“It's a secular holiday,” she insisted, pointing to its roots in pagan tradition, and while I agreed that the December holy day likely spawned from celebrations of the solstice, it remains a Christian observance at heart. When I expressed my slight disfavor of the default Christmas greeting she offered me a snarky, "Happy Kwanzaa!"

“So, don’t you buy presents or decorate?” she asked, somewhat incredulously. Without explaining my non-Christian beliefs, I told her, no not really, though I admitted in the past having decorated a tree from time to time, that I strung a few lights this year (more in honor of the solstice), and that we traditionally cook a nice meal on Christmas day just to feel—

“Included?” She said, finishing my sentence with a word I may or may not have chosen.

“I’m not going to change what I say because I might offend someone,” she retorted. I countered with the complete opposite argument underscoring my great desire—in the charitable spirit of the season—not to ostracize anyone.

Our volley was cordial, though beneath the gown my heart was pounding and I had to focus hard on regaining control over my nervously shaking legs, which by now were in the stirrups. To concede something in our debate, I cited my penchant for political correctness as the basis for my liberal stance. She expressed her disdain for political correctness telling me that my chosen greeting of Happy Holidays, was "bland."

“Bland?” I asked. “Perhaps insensitive,” I said after a hmmmm, and I told her I’d have to think about that one.

She hugged me before exiting and wished me Happy Holidays. Then I bid her a Merry Christmas, and we chuckled.

Over the next couple of days I did think about it—a lot. If I know for sure someone celebrates Christamas, I do wish them a merry one. But is wishing someone Happy Holidays bland? I asked myself. Or, is issuing a greeting like Merry Christmas—one that ignores all other belief systems—the true whitewashing, the real milk toast? Can we really assume everyone celebrates Christmas? No, we can't. We shouldn't. Doesn't the richness and spice come in acknowledging all of the different ways people celebrate the season—Jews, Buddhists, Christians, Muslims, Africans, Hindus, Pantheists—in one inclusive greeting such as Happy Holidays, a greeting that has been around for at least a century?

The next evening, over pizza and bourbon, I discussed my encounter with my dear friend, Barbara. She concurred, adding that if a person has never been in a position to be hurt or slighted, marginalized or maligned, it’s easy to think that their words are innocuous, such as members of the majority—in this part of the world, white Christians—most who have never had to deal with the pain, isolation, discrimination and oppression of being “other.”
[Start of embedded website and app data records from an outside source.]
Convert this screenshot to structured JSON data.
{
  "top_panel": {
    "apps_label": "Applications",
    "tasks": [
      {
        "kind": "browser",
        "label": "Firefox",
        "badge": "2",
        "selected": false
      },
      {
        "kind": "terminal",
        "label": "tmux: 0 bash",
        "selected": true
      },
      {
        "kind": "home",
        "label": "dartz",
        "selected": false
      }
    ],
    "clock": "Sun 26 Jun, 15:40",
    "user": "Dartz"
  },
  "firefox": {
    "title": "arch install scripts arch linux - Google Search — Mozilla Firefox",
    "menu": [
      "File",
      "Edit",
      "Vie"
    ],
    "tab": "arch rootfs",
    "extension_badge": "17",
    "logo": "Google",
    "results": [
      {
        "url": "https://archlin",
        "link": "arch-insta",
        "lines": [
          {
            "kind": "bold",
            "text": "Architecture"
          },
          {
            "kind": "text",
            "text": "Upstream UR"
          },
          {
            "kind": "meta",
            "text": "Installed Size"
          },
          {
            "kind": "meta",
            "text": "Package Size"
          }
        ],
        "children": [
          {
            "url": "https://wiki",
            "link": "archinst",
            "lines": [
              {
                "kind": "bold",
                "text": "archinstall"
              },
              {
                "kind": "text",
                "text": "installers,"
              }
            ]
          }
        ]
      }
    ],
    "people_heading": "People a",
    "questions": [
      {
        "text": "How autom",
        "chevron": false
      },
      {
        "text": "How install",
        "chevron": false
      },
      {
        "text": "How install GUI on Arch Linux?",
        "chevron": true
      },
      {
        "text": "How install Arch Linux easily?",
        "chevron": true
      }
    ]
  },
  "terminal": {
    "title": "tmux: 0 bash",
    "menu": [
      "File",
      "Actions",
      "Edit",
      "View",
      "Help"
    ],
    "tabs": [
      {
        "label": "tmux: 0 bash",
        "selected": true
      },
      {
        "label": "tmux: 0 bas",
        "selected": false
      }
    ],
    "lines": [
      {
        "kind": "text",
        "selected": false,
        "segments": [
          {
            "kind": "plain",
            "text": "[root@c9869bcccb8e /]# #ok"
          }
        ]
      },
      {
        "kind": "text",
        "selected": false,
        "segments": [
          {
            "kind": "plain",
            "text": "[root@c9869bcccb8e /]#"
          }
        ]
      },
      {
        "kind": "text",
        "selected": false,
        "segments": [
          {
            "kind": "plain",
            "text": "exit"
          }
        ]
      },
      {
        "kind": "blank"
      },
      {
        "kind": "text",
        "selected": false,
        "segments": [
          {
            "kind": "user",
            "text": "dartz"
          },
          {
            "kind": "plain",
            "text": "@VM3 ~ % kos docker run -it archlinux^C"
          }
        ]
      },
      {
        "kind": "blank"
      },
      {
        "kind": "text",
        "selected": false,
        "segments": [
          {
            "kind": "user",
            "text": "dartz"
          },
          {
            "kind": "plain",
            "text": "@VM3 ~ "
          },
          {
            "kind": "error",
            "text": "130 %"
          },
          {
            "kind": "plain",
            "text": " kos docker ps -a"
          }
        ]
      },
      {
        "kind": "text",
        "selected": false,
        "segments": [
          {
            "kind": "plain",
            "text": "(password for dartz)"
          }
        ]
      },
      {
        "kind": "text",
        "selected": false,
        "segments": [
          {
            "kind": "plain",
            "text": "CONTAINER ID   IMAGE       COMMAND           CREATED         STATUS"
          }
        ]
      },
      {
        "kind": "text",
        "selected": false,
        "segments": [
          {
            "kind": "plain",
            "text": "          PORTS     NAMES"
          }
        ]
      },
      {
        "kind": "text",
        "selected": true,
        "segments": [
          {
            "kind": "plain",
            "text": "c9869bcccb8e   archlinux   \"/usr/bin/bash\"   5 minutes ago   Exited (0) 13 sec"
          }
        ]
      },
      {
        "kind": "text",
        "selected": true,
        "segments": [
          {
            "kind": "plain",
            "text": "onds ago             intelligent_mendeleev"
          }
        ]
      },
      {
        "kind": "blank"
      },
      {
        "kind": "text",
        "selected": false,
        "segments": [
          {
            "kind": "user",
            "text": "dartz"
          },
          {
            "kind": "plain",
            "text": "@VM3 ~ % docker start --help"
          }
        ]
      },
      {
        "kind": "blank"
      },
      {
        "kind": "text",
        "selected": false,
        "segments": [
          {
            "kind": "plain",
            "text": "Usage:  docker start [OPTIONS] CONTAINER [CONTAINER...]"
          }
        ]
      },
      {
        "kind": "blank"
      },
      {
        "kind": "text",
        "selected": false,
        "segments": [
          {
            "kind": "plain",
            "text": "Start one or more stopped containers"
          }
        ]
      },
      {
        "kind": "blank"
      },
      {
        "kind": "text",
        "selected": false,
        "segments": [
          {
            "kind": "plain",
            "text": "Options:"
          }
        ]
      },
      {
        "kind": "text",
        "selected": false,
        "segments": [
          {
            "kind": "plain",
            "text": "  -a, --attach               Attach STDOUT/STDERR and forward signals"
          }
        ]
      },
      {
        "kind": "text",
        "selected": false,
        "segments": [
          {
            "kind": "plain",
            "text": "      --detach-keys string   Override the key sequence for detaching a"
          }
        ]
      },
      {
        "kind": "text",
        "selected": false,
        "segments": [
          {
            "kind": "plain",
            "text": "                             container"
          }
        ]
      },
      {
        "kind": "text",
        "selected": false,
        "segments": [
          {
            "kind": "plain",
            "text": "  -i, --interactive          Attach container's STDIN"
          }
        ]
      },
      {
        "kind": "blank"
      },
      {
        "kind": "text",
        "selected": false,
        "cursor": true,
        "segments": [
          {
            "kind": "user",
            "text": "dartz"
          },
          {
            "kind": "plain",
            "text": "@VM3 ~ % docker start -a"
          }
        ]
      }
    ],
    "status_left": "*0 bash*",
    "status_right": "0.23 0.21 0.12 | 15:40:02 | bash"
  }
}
"Does your doctor know about Calvin?" asked Barbara. I told her that, yes, she knows I have a disabled child with epilepsy, but because she didn't deliver Calvin and hasn't been following his progress, she likely doesn't know the extent of his disability: that though he is ten he has serious cognitive deficits, can't talk or read or write or use the toilet and is only recently beginning to do some independent walking. What I didn't tell my doctor during that conversation was, though Michael and I don't believe in Christian doctrine, one of the primary reasons I refrain from trimming a tree, why I don't buy gifts and decorate the house, is because Calvin is completely oblivious to Christmas and Santa and gifts. And so making merry over Christmas tidings and trimmings leaves a lump of coal in my throat for the joys we cannot fully partake in because we cannot delight in them with our child.

So again, our little Calvin helps me see our small world as a much bigger place, one that is not bland, but is brimming with rich and diverse traditions, beliefs, dogma and lore that I want to celebrate, embrace and acknowledge in the best way I know how, which is to make an effort to include everyone in my chosen greeting, be it Happy Holidays, Merry Happy or Happy Ho Ho. That way, I push no one into the margins, a place I know can be isolating, lonely and cold.


  1. I'm with you - but, now that I'm thinking this over, I wonder whether we should say happy holidays, even. Is it safe to assume that everyone is celebrating something at this time of year?

    1. no, probably not. i guess i wish folks happy holidays if 1) i know them and 2) if they wish me something. thanks!